- **What you will do**
Scan the data for "pinginfoview" and copy the lines it appears in.

- **Web page and app entries**
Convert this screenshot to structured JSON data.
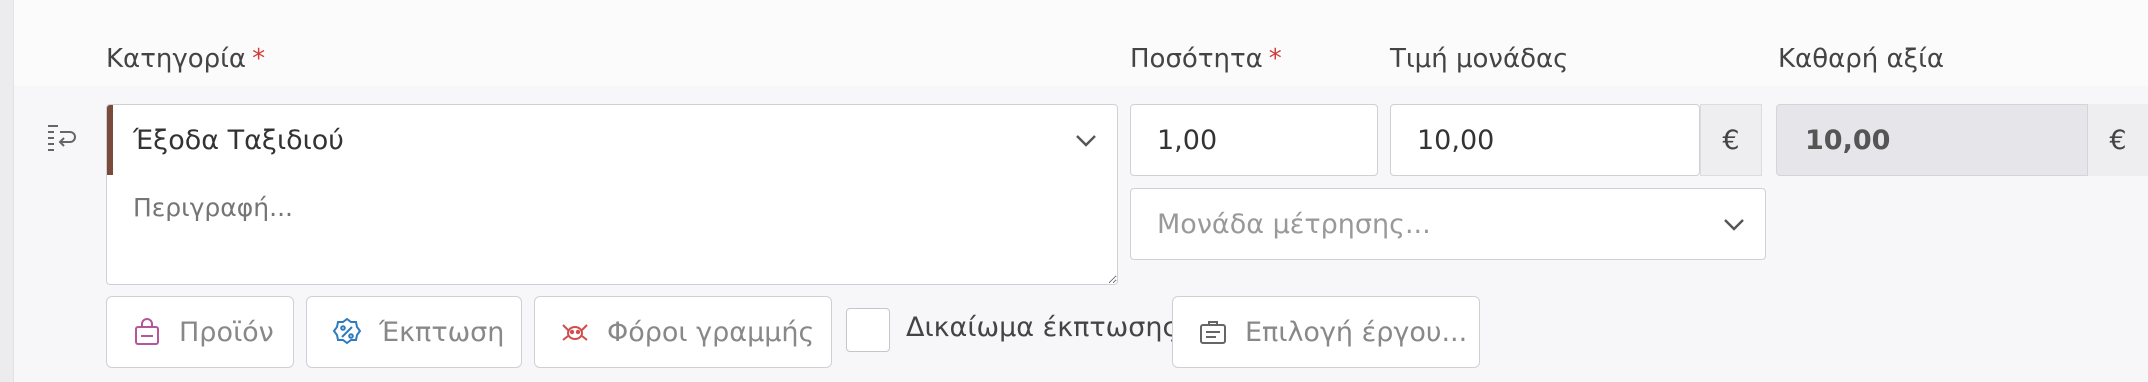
{
  "labels": {
    "category": "Κατηγορία",
    "quantity": "Ποσότητα",
    "unit_price": "Τιμή μονάδας",
    "net_value": "Καθαρή αξία",
    "required_mark": "*"
  },
  "category": {
    "selected": "Έξοδα Ταξιδιού",
    "accent_color": "#7a4a3a"
  },
  "description": {
    "placeholder": "Περιγραφή..."
  },
  "quantity": {
    "value": "1,00"
  },
  "unit_price": {
    "value": "10,00",
    "currency": "€"
  },
  "net_value": {
    "value": "10,00",
    "currency": "€"
  },
  "unit_of_measure": {
    "placeholder": "Μονάδα μέτρησης..."
  },
  "actions": {
    "product": "Προϊόν",
    "discount": "Έκπτωση",
    "line_taxes": "Φόροι γραμμής",
    "discount_right": "Δικαίωμα έκπτωσης",
    "select_project": "Επιλογή έργου..."
  },
  "colors": {
    "required": "#d23b3b",
    "product_icon": "#b5559a",
    "discount_icon": "#2f7bbf",
    "tax_icon": "#d24b4b"
  }
}
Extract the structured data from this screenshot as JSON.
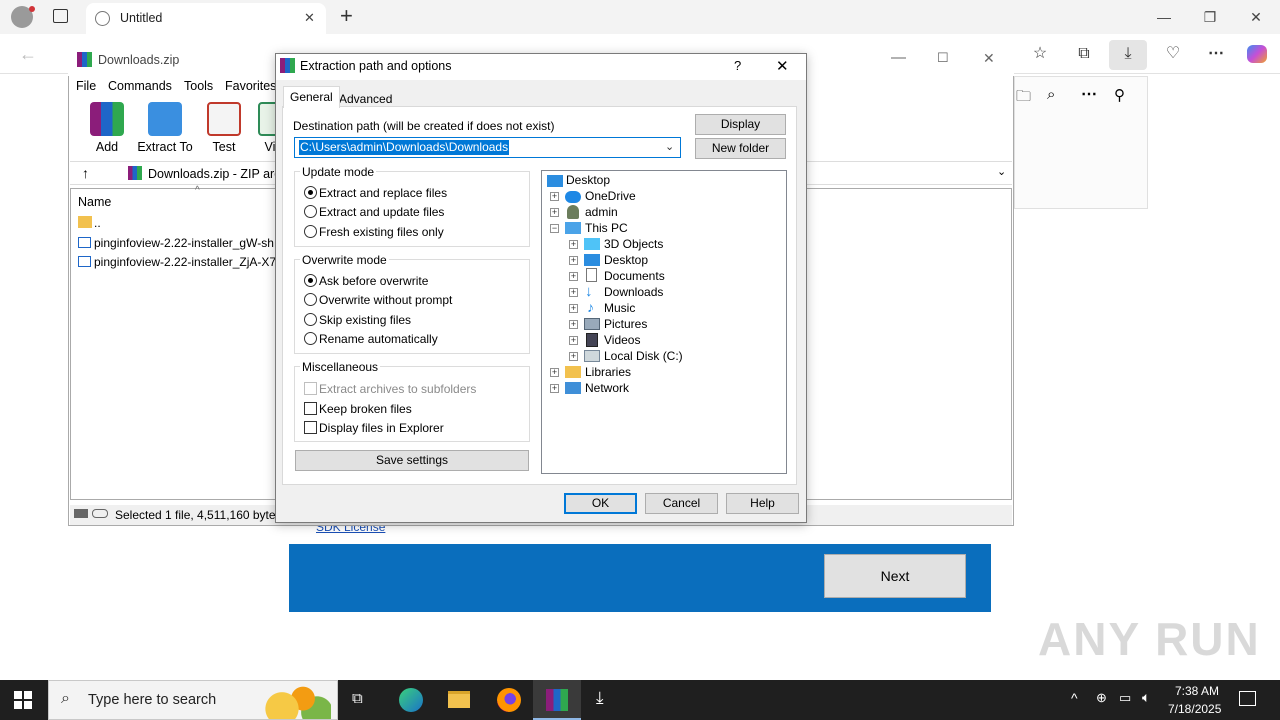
{
  "browser": {
    "tab_title": "Untitled",
    "new_tab": "+",
    "win_minimize": "—",
    "win_restore": "❐",
    "win_close": "✕"
  },
  "page": {
    "sdk_link": "SDK License",
    "next_button": "Next"
  },
  "winrar": {
    "title": "Downloads.zip",
    "menu": [
      "File",
      "Commands",
      "Tools",
      "Favorites"
    ],
    "tools": [
      "Add",
      "Extract To",
      "Test",
      "Vi"
    ],
    "address": "Downloads.zip - ZIP arch",
    "column_name": "Name",
    "files": [
      "..",
      "pinginfoview-2.22-installer_gW-sh",
      "pinginfoview-2.22-installer_ZjA-X7"
    ],
    "status": "Selected 1 file, 4,511,160 bytes"
  },
  "dialog": {
    "title": "Extraction path and options",
    "help_glyph": "?",
    "close_glyph": "✕",
    "tabs": [
      "General",
      "Advanced"
    ],
    "dest_label": "Destination path (will be created if does not exist)",
    "dest_value": "C:\\Users\\admin\\Downloads\\Downloads",
    "display_button": "Display",
    "new_folder_button": "New folder",
    "update_mode": {
      "title": "Update mode",
      "options": [
        "Extract and replace files",
        "Extract and update files",
        "Fresh existing files only"
      ],
      "selected": 0
    },
    "overwrite_mode": {
      "title": "Overwrite mode",
      "options": [
        "Ask before overwrite",
        "Overwrite without prompt",
        "Skip existing files",
        "Rename automatically"
      ],
      "selected": 0
    },
    "misc": {
      "title": "Miscellaneous",
      "options": [
        "Extract archives to subfolders",
        "Keep broken files",
        "Display files in Explorer"
      ]
    },
    "save_settings": "Save settings",
    "tree": [
      "Desktop",
      "OneDrive",
      "admin",
      "This PC",
      "3D Objects",
      "Desktop",
      "Documents",
      "Downloads",
      "Music",
      "Pictures",
      "Videos",
      "Local Disk (C:)",
      "Libraries",
      "Network"
    ],
    "ok": "OK",
    "cancel": "Cancel",
    "help": "Help"
  },
  "taskbar": {
    "search_placeholder": "Type here to search",
    "time": "7:38 AM",
    "date": "7/18/2025"
  },
  "watermark": "ANY RUN"
}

- **Response to this exercise**
      "pinginfoview-2.22-installer_gW-sh",
      "pinginfoview-2.22-installer_ZjA-X7"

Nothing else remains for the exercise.